`HOW do you as a white person feel giving up privilege?'' ``How do you as a black person feel - can you forgive?''
These questions are being asked by the press after South Africa's election. But they miss the full significance and problem of privilege.
The struggle against apartheid was in support of a nonracial, democratic South Africa. The national election marked the end of a period in which race was the official determinant of how one was forced to relate to others.
Under apartheid no one, not even whites, had full rights. Race officially imprisoned all, determining where you could live, the neighborhoods you could visit, with whom you went to school, the jobs you could do, and even with whom you could legally hold hands - in sum, who you were and who you could become.
If my child gets his popsicle before his friend and thinks she may not get hers, he is upset and begs for her to have one too. Self-interest is a component of the human condition, but so too is a sense of fairness. The satisfaction of one's self-interest wasn't really enough.
We had to throw off the daily encounter with the deprivation of apartheid and humiliation of others, which was part of the white yoke of enforced privilege.
Though white South Africans officially have given up their privilege, the accumulated advantages of costly education, professional opportunity, access to capital, and residence in the choicest of neighborhoods do not disappear overnight.
Opposition to apartheid was something all races could share. If you were prepared to take the punishment, nothing could stop you from protesting or living by at least some of your principles. But, even though no one was entirely protected from detention, torture, banning, house arrest, or humiliation, race still determined the degree of vulnerability.
There was always fear of arrest when visiting a friend in a black township. The police van could pull up alongside the car where a male friend and I were watching a sunset (such evidence could bring a charge of ``intention to commit immorality''). Friends were detained indefinitely for an unspecified reason, and sometimes those friends disappeared, without even one phone call, so that you had to check hospitals and mortuaries each night for many months. That part of apartheid is over.

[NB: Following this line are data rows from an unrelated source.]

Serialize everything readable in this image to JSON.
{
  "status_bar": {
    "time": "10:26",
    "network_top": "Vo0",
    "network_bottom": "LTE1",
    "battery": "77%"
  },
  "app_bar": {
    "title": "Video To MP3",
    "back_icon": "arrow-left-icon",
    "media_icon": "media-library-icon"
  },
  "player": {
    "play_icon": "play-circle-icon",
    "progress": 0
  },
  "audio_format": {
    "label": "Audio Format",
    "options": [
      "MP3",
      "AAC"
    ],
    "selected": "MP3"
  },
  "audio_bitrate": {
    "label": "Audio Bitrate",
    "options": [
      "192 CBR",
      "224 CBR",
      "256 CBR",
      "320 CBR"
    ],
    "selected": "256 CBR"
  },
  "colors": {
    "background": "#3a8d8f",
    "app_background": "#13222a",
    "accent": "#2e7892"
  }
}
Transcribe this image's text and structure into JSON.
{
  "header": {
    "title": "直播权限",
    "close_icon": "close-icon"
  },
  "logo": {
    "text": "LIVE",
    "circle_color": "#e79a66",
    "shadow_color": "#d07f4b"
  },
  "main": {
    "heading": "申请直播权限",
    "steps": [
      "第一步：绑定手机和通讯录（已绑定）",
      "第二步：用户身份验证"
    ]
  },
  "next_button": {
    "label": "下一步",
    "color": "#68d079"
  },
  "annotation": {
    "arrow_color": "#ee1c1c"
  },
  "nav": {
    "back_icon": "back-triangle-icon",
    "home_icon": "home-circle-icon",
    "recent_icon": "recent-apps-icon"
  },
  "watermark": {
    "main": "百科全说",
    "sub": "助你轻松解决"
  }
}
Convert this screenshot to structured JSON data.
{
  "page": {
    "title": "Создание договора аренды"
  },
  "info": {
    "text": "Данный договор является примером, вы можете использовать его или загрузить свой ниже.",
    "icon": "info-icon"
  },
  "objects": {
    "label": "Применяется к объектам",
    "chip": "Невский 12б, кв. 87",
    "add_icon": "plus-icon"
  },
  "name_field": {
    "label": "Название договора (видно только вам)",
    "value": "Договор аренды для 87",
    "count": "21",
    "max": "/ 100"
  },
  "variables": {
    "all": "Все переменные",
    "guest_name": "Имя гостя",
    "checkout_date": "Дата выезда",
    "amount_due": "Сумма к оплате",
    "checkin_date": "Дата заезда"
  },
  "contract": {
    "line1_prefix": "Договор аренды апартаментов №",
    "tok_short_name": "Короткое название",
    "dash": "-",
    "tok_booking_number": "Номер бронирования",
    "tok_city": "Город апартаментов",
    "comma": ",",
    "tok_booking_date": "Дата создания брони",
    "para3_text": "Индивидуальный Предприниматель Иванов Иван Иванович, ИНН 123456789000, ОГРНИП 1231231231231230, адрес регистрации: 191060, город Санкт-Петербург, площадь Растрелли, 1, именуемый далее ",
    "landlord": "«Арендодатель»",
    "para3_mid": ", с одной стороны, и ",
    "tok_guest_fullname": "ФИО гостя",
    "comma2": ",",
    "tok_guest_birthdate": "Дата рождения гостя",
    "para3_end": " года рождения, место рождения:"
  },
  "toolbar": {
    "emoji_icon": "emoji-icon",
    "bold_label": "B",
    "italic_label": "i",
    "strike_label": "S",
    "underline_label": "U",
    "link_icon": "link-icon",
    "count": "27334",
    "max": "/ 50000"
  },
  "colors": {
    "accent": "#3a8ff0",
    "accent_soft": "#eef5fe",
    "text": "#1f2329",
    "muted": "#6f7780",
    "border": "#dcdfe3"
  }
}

Looking back is not what we are doing right now. But seeing that the question of forgiveness has been raised in the media, even though it was not supposed to be relevant to me because I was born a South African white person, my answer is that I can't overlook it all just yet.
The greatness of the civil rights movement in the United States is that it declared that human worth is innate without reference to race. Apartheid's grotesqueness was also its weakness; it spurred a revulsion, giving rise to a new national consciousness. What will motivate us now? We have just started the mechanism that establishes human worth over racism. Now we must prove the worth of all South Africans. The Opinion/Essay Page welcomes manuscripts. Authors of articles will be notified by telephone. Authors of articles not accepted will be notified by postcard. Send manuscripts by mail to Opinions/Essays, One Norway Street, Boston, MA 02115, by fax to 617 -450-2317, or by Internet E-mail to OPED@RACHEL.CSPS.COM.